“We’ve dieted ourselves into obesity.”
I was watching the Agenda with Steve Paikin last night on TVO and they were discussing the “obesity epidemic.” Now, I have a lot of respect and admiration for the show, its producers and host, and not only because I interned on the show’s predecessor, Studio 2, in university ;).
But last night…I don’t know.
They held a panel discussion (as well as a live chat online with the segment’s producers) with a couple of scholars, a fitness and lifestyle writer and a funny fat chick (just to round it out, ya know). The discussion had my mind racing about a lot of things, but it was Valerie Taylor, an assistant professor in Psychiatry and Behavioral Neurosciences at McMaster University, and her comments that had my mind spinning. She’s responsible for the lead quote.
The reason I don’t believe it to be true is because I had never dieted a day in my life before I stepped on a scale for the first time in YEARS and realized I was well over 200lbs. It was only THEN that I decided to try a diet (with moderate success). And it wasn’t the diet that was responsible for the backslide that occurred after. It was all me, unlike the next gem from her that bothered me where she felt that when people say, “it’s not the diet’s fault, you just don’t have the willpower,” that they were placing blame in the wrong place.

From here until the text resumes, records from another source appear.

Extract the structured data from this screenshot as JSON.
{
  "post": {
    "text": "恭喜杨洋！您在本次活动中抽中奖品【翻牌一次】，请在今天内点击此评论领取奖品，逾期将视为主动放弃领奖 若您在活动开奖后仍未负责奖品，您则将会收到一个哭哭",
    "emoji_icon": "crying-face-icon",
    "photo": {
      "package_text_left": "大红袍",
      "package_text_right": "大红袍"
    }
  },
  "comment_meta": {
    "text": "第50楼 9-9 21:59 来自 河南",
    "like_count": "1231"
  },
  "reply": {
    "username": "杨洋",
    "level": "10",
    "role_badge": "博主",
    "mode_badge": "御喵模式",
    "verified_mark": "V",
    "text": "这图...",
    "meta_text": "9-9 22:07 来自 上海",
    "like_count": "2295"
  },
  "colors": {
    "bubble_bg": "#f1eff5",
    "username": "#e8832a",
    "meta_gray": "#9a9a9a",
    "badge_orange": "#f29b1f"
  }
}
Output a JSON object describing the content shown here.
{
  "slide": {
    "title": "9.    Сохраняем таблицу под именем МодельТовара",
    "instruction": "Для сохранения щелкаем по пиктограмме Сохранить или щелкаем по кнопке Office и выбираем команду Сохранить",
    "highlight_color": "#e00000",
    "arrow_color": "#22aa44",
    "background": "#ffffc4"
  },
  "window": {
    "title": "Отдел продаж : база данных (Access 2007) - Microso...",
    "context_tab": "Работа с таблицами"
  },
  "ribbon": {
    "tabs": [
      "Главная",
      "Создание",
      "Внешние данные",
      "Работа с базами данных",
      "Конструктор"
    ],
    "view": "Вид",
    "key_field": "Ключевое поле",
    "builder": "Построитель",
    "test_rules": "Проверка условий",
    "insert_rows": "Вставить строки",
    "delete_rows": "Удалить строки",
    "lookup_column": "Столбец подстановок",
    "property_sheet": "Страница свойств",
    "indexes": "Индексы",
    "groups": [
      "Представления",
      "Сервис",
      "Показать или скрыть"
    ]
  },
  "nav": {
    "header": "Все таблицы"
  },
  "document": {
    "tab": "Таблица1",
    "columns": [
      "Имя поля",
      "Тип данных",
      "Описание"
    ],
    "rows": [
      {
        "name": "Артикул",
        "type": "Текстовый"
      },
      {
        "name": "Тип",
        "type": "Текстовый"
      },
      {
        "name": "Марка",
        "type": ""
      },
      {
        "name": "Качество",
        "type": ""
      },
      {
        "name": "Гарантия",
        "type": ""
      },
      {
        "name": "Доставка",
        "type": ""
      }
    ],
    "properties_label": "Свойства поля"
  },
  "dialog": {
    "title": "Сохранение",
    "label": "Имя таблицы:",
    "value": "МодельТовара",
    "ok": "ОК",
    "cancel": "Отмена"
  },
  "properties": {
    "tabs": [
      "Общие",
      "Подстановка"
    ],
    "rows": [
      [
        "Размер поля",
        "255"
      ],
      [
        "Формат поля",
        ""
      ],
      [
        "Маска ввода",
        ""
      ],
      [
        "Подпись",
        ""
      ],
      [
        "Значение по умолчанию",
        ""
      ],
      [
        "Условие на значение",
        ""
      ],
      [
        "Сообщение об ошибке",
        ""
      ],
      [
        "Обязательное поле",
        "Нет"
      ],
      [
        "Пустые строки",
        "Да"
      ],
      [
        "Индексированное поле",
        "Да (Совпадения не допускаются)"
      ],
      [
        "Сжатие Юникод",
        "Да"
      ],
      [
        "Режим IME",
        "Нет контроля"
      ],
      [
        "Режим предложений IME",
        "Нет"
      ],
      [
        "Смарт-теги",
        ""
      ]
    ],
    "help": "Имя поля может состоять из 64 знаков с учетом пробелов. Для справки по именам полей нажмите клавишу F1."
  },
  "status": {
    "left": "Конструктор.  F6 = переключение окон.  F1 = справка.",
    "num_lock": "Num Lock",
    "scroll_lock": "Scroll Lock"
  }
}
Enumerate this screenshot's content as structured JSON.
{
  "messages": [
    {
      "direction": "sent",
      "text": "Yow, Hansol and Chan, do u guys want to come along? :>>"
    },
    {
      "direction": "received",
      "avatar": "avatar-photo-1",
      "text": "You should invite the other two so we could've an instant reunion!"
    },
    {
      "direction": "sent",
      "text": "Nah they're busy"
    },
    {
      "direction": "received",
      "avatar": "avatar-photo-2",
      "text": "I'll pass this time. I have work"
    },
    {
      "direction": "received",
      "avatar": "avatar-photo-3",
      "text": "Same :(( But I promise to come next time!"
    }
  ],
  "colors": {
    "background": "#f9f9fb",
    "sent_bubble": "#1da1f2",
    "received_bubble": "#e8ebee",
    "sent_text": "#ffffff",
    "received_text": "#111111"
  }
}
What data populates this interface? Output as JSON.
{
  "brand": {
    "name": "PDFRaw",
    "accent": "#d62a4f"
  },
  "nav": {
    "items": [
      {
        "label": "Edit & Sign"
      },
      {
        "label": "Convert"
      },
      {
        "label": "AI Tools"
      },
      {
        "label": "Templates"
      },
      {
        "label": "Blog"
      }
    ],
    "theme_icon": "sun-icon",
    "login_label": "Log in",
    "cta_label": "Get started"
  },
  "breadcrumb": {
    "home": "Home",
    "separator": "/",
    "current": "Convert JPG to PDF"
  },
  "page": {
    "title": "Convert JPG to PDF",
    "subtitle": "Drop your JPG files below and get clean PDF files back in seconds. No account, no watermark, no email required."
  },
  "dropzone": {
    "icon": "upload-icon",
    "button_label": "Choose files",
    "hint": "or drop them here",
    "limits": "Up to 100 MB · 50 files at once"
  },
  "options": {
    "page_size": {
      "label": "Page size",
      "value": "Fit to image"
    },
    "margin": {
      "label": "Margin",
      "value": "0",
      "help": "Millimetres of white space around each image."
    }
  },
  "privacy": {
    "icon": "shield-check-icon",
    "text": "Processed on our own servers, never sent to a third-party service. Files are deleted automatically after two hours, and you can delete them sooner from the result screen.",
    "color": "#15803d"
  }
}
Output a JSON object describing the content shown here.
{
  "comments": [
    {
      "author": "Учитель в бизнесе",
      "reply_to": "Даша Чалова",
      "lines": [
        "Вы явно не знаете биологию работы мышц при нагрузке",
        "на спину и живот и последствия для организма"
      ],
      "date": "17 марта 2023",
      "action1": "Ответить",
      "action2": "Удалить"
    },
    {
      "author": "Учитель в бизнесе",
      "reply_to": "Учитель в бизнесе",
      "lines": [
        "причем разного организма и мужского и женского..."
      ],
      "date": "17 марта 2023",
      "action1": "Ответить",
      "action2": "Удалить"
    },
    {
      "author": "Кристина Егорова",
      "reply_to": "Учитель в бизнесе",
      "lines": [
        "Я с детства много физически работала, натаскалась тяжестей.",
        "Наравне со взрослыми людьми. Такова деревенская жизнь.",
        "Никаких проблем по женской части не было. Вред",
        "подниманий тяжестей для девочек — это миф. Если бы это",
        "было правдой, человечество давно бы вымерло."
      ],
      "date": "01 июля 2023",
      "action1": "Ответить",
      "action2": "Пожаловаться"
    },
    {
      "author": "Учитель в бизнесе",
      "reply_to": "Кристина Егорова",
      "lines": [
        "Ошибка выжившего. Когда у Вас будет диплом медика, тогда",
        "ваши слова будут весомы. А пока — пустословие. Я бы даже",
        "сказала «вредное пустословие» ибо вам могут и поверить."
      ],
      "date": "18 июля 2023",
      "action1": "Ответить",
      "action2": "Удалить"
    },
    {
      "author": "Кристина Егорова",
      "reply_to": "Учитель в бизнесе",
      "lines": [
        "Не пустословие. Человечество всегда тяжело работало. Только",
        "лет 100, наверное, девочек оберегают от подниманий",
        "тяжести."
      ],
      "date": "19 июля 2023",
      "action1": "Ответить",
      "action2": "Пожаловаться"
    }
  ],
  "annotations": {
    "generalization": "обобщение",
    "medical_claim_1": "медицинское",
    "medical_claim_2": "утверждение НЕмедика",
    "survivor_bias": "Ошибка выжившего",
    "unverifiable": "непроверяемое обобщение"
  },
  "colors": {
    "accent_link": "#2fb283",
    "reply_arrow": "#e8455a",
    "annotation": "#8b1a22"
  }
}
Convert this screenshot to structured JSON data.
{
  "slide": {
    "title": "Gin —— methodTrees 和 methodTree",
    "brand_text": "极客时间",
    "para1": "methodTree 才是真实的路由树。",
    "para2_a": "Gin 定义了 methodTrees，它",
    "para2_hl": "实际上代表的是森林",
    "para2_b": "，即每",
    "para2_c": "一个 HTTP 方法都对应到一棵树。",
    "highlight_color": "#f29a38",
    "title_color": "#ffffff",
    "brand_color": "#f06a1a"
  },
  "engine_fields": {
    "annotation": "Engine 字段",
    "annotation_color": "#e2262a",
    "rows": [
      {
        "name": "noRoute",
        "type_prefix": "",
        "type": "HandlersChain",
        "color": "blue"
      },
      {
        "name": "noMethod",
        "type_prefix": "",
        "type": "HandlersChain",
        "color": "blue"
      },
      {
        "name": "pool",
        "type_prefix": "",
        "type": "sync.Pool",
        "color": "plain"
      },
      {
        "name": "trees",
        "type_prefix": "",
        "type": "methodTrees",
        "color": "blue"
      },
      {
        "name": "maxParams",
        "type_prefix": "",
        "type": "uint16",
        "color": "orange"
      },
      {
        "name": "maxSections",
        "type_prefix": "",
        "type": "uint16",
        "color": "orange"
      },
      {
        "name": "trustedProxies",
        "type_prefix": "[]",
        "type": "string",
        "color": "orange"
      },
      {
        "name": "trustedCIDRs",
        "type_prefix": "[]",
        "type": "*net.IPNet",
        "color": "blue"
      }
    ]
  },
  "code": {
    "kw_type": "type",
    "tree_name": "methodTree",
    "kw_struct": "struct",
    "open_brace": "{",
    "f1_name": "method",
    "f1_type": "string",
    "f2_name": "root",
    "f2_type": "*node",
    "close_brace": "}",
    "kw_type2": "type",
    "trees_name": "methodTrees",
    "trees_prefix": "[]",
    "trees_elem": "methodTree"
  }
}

I fail to see how it’s a diet’s fault. Yes, some can be restrictive, leading people into the yo-yo dieting cycle, but is it the diet’s fault? Really? I’m the one shovelling crap in my mouth. I’m the one making the decisions. How is it Weight Watchers’, Jenny Craig’s or Dr. Atkin’s fault?
If anything, I think it’s more about wants and needs, behaviour modification and overall goals of the individuals. Do I want to be a size 6, run a marathon or wear a bikini, or do I want to enjoy a piece of cake, a fancy dinner at a French restaurant or a bucket of wings while watching hockey? It was the latter list that had me back over 200lbs by 2005 and back up to 160 now.
I think, if anything, social pressures (whether real or the ones you conjure up in your head) lead us both to diet and to stray from those diets. We assume we have to look a certain way so we diet, but are afraid to be left out so we stray from them as well. We claim it is their restrictive nature that really causes us to binge and balloon up again, but I don’t buy it. We’re not meant to consume so many calories in our more sedentary lifestyles, so being “restrictive” should be the norm. In fact, we shouldn’t be saying “restrictive” but rather “conscious” of what we’re ingesting, how we’re burning off calories and the choices we make related to our health.
Chelsey Lichtman, the co-founder of the fat activist and performance duo the fat femme mafia and the only panel member with any real meat on her bones, summed up her feelings on why we go from small to big and back again. She feels that we’re constantly searching for “perfection” when there is no one true and concrete example for us to aspire to.
I wondered if that held true for me. In the 130s I still felt like I was the biggest in the room but looking at pictures now, I was anything but. In my warped mind I needed to look like health and fitness magazine cover girls, with flat stomachs and toned arms/legs. With all of my POINTS counting and working out, I never got that flat stomach and I never will have it short of plastic surgery.
But is that what’s stopping me now? That I still don’t know perfect? No. It’s that I make poor choices, from not running today because of rain to that extra cookie after dinner.
I never dieted myself fat, but the cookies sure did help.
Just food for thought, I guess.
What’s your take on it?